      1 year ago
    • @Mark Wiggins Exactly! :)

      1 year ago
    • @Paddy Robinson-Griffin
      Don't forget the breaking of the enigma code in the 40's. They had to invent digital code and artificial intelligence first. I'm pretty confident that the sort of super computers of the future will be able to decode anything. Probably in seconds!

      1 year ago
    • @John Lubran Yes but you need that supercomputer to do the decoding. No supercomputer, no decoding. With a sequence of images on a strip of film you just have to hold it up to the light. :)

      1 year ago
    • That's true Mark but how physically big are those reels of 65mm going to be? How many copies ought there be for security? How demanding will retrieval, redistribution and examination be and what will be the cost?

      The day when those super computers won't be commonly available will also be the day human civilisation ends. Archival recovery, storage and multiplatform redistribution together with speed, multiple copies at many locations, convenience and low cost are bound to figure large. It'd still be best to have the belt and braces of those well stashed 65mm reels too.

      1 year ago
    • @John Lubran I suppose it comes down to how important is our heritage to people. How much are people prepared to pay to preserve our heritage?

      The BBC recently made a big thing about digitising their entire archieve; News reports about preserving it for posterity. Of course, this is rubbish. As we have discussed, a digital archieve is not a secure archieve (just ask the studio involved in the story I mentioned above). If you ask me, the whole point of what the BBC did was to make space by getting rid of the analogue archieve. You would think they would have learnt. They've thrown out priceless film, tapes etc of programmes which are now lost because of their actions. There are entire teams at the BBC dedicated to finding lost episodes of Dr Who, Dad's Army etc. So, you would think they've learnt. But no; they do it again! It is beyond belief.

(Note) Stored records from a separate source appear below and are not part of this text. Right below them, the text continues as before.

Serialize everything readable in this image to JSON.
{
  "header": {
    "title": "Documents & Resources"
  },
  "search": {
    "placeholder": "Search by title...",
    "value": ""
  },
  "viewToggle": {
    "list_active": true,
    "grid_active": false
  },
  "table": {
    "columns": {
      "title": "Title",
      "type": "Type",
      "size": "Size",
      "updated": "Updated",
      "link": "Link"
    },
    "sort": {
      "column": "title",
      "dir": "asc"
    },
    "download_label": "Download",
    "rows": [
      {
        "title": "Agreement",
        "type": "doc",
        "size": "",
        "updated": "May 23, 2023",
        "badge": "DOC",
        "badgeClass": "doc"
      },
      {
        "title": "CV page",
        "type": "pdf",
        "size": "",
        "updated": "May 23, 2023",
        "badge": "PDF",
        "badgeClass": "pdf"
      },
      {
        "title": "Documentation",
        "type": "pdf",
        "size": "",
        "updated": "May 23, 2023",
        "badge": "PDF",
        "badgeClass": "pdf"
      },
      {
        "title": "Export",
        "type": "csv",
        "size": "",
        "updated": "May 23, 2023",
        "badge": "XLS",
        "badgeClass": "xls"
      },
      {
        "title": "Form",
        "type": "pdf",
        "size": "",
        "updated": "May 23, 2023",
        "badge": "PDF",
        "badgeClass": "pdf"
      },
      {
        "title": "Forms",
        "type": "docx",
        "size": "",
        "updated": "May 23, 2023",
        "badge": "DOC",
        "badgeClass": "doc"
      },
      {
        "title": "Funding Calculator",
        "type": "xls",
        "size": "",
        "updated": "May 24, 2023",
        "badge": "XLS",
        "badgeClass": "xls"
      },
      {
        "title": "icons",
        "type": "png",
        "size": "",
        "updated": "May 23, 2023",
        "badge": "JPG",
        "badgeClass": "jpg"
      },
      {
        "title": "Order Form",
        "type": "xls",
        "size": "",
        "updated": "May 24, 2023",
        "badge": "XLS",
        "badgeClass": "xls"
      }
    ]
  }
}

      The fact is that an analogue archive will always be better than a digital one. The question is: how far is society willing to pay for it.

      1 year ago
    • @John Lubran Hi John, I totally get what you're saying. Cryptography is a minor hobby of mine so I'm familiar with your references :)

      And I agree to an extent - there's a couple of differences as you'll imagine, and whilst 100% of the world's computing power finally could partially solve the positions of five reels, they knew what they were looking for and where - and that's the key to what makes a stream of binary bits (which appear stochastically generated, there is no discernible pattern, a feature of how good we are at compression these days) just so hard to untangle. If you provide a look up table for how to identify and interpret various file headers and bitstreams then it's a big job, but no bigger that recovering photos deleted from an SD card. Without those, the task is a lot tougher of course, and when you add DRM/encryption the task is at least 10 binary orders of magnitude harder.

      I like to believe that when an archive is needed/relevant, if we have any kind of cultural crash like the ancient Egyptians, that someone will be able to build a supercomputer to see what we got upto, but I fear we may have spent enough of the easy resources of the planet that starting from scratch would lead to a very different outcome. Guess we have to hope for continuity :-$

      I'm not really sure what I'm trying to say - but for sure I'm grateful that people like you John are keeping access to archive materials and the tools to access them. I guess for film in cans and other stuff on robust digital format, a dark and dry in a mountain bunker will be the place to create a library of Alexandria, with our own Rosetta stones describing how to decrypt the encoded.

      1 year ago
  • John Lubran - 65 mm 'the raw pictures must be absolutely gorgeous' - maybe to film buffs like you John but most people don't really give a toss. They're too busy surviving with 'real' problems, and they're the boss.

    1 year ago
    • It's true that most people don't really give a toss. However, cinematography works on a subliminal level and helps affect the emotional response of the audiance thus helping the director tell his/her story. That's the whole point of what we (cinematographers) do.

      1 year ago